- Governing Vessel (Du Mai)
- Conception Vessel (Ren Mai)
- Penetrating of Thrusting Vessel (Chong Mai)
- Belt or Girdle Vessel (Dai Mai)
- Yang Heel Vessel (Yangqiao Mai)
- Yin Heel Vessel (Yinqiao Mai)
- Yang Linking Vessel (Yangwei Mai)
- Yin Linking Vessel (Yinwei Mai).
What is the difference between the Eight Extraordinary Channels vs. the Twelve Meridians?
The Eight Extraordinary Channels are the supports to the Twelve Meridians. They are the oceans of blood and qi which nourish the rivers of the twelve meridians. The Extraordinary Channels do not have their own points, except two of them being the Governing & Conception Vessels.
What determines the direction of the channels?

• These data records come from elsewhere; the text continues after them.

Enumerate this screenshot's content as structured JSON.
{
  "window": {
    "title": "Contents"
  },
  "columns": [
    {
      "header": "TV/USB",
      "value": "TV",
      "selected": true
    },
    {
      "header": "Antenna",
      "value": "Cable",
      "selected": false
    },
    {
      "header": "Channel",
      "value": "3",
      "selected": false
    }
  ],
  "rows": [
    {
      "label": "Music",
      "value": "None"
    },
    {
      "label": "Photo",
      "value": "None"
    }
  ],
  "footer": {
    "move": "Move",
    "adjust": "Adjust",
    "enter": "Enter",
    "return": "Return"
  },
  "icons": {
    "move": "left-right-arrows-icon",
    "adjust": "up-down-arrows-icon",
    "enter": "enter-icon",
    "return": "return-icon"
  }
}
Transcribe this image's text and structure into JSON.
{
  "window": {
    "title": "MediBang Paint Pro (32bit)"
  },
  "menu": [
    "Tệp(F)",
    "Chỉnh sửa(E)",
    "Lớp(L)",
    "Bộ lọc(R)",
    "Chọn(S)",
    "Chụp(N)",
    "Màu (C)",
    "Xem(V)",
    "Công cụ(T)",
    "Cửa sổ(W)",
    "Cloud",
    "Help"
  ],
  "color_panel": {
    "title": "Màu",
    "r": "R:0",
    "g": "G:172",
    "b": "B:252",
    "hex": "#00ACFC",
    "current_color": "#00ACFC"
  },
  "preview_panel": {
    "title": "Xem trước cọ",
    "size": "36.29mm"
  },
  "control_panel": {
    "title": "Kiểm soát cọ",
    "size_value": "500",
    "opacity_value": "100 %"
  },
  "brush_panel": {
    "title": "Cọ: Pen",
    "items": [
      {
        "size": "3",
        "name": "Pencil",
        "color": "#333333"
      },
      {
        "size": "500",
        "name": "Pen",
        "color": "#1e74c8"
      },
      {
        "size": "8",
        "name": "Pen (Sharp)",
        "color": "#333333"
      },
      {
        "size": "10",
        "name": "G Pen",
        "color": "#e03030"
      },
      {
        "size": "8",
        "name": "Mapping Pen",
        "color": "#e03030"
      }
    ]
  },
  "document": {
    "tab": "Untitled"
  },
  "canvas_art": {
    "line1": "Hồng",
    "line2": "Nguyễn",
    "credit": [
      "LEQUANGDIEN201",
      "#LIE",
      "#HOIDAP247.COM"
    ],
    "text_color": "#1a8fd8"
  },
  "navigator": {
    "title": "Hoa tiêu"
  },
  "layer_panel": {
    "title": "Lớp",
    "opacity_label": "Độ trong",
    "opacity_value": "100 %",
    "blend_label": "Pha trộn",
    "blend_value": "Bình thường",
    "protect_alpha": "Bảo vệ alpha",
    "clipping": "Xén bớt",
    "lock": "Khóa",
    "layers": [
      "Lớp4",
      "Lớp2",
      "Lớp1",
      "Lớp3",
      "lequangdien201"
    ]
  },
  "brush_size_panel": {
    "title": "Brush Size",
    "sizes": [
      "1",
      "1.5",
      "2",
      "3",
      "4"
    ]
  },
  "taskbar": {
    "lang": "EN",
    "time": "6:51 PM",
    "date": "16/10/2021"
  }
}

Generally speaking, the full organs (Zang) such as the Heart or Liver are correlated with Yin. Their channels are Yang in direction, going upward toward the sky. The empty organs (fu) such as the Stomach or Large Intestine are correlated to Yang. Their channels are Yin in direction and go down toward the earth. By pairing an energy with an opposite direction the balance of Yin and Yang is achieved within the channel & physical organ. To find out more about Yin and Yang go here.